-- SUPPLIED MATERIAL follows --

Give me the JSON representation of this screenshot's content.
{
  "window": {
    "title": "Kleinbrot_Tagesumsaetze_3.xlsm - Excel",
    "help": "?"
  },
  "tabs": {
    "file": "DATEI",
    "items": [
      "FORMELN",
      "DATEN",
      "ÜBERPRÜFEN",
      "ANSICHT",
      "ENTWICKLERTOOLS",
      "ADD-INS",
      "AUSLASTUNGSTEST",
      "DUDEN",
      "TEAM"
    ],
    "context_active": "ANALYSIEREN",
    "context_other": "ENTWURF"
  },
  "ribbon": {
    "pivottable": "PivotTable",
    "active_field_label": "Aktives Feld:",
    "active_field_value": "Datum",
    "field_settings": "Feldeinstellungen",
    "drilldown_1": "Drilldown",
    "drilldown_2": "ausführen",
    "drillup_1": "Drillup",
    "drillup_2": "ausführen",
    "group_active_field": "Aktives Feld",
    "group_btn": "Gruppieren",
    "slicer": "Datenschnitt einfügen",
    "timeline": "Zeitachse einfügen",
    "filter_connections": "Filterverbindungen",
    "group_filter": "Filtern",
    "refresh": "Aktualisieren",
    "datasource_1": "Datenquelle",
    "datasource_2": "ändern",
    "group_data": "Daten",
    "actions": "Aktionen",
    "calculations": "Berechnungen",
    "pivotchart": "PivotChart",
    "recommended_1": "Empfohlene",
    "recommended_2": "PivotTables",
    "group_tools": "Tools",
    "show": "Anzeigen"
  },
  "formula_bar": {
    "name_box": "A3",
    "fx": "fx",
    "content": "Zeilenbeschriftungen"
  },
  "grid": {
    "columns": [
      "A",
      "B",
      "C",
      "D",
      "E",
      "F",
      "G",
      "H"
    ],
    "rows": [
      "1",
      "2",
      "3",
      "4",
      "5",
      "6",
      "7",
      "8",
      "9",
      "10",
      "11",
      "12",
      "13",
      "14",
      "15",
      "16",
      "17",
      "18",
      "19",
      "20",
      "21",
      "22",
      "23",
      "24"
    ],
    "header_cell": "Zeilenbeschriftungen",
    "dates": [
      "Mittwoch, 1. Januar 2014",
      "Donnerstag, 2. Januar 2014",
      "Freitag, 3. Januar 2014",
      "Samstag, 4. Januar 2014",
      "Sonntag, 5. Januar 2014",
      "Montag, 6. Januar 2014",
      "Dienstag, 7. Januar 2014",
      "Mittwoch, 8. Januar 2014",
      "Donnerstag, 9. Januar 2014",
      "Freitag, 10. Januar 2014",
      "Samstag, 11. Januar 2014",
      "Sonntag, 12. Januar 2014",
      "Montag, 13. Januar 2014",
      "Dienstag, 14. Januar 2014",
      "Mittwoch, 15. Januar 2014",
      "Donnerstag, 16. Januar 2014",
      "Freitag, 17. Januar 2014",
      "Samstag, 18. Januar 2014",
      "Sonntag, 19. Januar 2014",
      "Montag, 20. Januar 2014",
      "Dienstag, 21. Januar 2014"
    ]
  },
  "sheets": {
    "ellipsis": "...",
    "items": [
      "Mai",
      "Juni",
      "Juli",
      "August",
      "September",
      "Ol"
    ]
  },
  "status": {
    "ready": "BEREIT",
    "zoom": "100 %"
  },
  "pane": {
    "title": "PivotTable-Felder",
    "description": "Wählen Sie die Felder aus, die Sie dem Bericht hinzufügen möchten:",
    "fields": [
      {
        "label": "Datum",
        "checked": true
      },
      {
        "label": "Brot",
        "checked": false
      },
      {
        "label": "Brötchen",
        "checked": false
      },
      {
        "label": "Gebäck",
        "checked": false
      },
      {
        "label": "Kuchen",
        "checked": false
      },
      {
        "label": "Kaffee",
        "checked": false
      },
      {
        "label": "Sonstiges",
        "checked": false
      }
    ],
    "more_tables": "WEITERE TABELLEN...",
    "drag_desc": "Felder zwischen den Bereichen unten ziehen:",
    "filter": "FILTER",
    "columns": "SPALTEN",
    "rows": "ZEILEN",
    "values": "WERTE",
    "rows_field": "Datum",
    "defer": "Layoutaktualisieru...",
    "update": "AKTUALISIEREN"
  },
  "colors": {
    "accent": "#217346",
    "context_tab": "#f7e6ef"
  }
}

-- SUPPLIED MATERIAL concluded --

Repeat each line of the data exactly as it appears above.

Give me the JSON representation of this screenshot's content.
{
  "window": {
    "title": "Kleinbrot_Tagesumsaetze_3.xlsm - Excel",
    "help": "?"
  },
  "tabs": {
    "file": "DATEI",
    "items": [
      "FORMELN",
      "DATEN",
      "ÜBERPRÜFEN",
      "ANSICHT",
      "ENTWICKLERTOOLS",
      "ADD-INS",
      "AUSLASTUNGSTEST",
      "DUDEN",
      "TEAM"
    ],
    "context_active": "ANALYSIEREN",
    "context_other": "ENTWURF"
  },
  "ribbon": {
    "pivottable": "PivotTable",
    "active_field_label": "Aktives Feld:",
    "active_field_value": "Datum",
    "field_settings": "Feldeinstellungen",
    "drilldown_1": "Drilldown",
    "drilldown_2": "ausführen",
    "drillup_1": "Drillup",
    "drillup_2": "ausführen",
    "group_active_field": "Aktives Feld",
    "group_btn": "Gruppieren",
    "slicer": "Datenschnitt einfügen",
    "timeline": "Zeitachse einfügen",
    "filter_connections": "Filterverbindungen",
    "group_filter": "Filtern",
    "refresh": "Aktualisieren",
    "datasource_1": "Datenquelle",
    "datasource_2": "ändern",
    "group_data": "Daten",
    "actions": "Aktionen",
    "calculations": "Berechnungen",
    "pivotchart": "PivotChart",
    "recommended_1": "Empfohlene",
    "recommended_2": "PivotTables",
    "group_tools": "Tools",
    "show": "Anzeigen"
  },
  "formula_bar": {
    "name_box": "A3",
    "fx": "fx",
    "content": "Zeilenbeschriftungen"
  },
  "grid": {
    "columns": [
      "A",
      "B",
      "C",
      "D",
      "E",
      "F",
      "G",
      "H"
    ],
    "rows": [
      "1",
      "2",
      "3",
      "4",
      "5",
      "6",
      "7",
      "8",
      "9",
      "10",
      "11",
      "12",
      "13",
      "14",
      "15",
      "16",
      "17",
      "18",
      "19",
      "20",
      "21",
      "22",
      "23",
      "24"
    ],
    "header_cell": "Zeilenbeschriftungen",
    "dates": [
      "Mittwoch, 1. Januar 2014",
      "Donnerstag, 2. Januar 2014",
      "Freitag, 3. Januar 2014",
      "Samstag, 4. Januar 2014",
      "Sonntag, 5. Januar 2014",
      "Montag, 6. Januar 2014",
      "Dienstag, 7. Januar 2014",
      "Mittwoch, 8. Januar 2014",
      "Donnerstag, 9. Januar 2014",
      "Freitag, 10. Januar 2014",
      "Samstag, 11. Januar 2014",
      "Sonntag, 12. Januar 2014",
      "Montag, 13. Januar 2014",
      "Dienstag, 14. Januar 2014",
      "Mittwoch, 15. Januar 2014",
      "Donnerstag, 16. Januar 2014",
      "Freitag, 17. Januar 2014",
      "Samstag, 18. Januar 2014",
      "Sonntag, 19. Januar 2014",
      "Montag, 20. Januar 2014",
      "Dienstag, 21. Januar 2014"
    ]
  },
  "sheets": {
    "ellipsis": "...",
    "items": [
      "Mai",
      "Juni",
      "Juli",
      "August",
      "September",
      "Ol"
    ]
  },
  "status": {
    "ready": "BEREIT",
    "zoom": "100 %"
  },
  "pane": {
    "title": "PivotTable-Felder",
    "description": "Wählen Sie die Felder aus, die Sie dem Bericht hinzufügen möchten:",
    "fields": [
      {
        "label": "Datum",
        "checked": true
      },
      {
        "label": "Brot",
        "checked": false
      },
      {
        "label": "Brötchen",
        "checked": false
      },
      {
        "label": "Gebäck",
        "checked": false
      },
      {
        "label": "Kuchen",
        "checked": false
      },
      {
        "label": "Kaffee",
        "checked": false
      },
      {
        "label": "Sonstiges",
        "checked": false
      }
    ],
    "more_tables": "WEITERE TABELLEN...",
    "drag_desc": "Felder zwischen den Bereichen unten ziehen:",
    "filter": "FILTER",
    "columns": "SPALTEN",
    "rows": "ZEILEN",
    "values": "WERTE",
    "rows_field": "Datum",
    "defer": "Layoutaktualisieru...",
    "update": "AKTUALISIEREN"
  },
  "colors": {
    "accent": "#217346",
    "context_tab": "#f7e6ef"
  }
}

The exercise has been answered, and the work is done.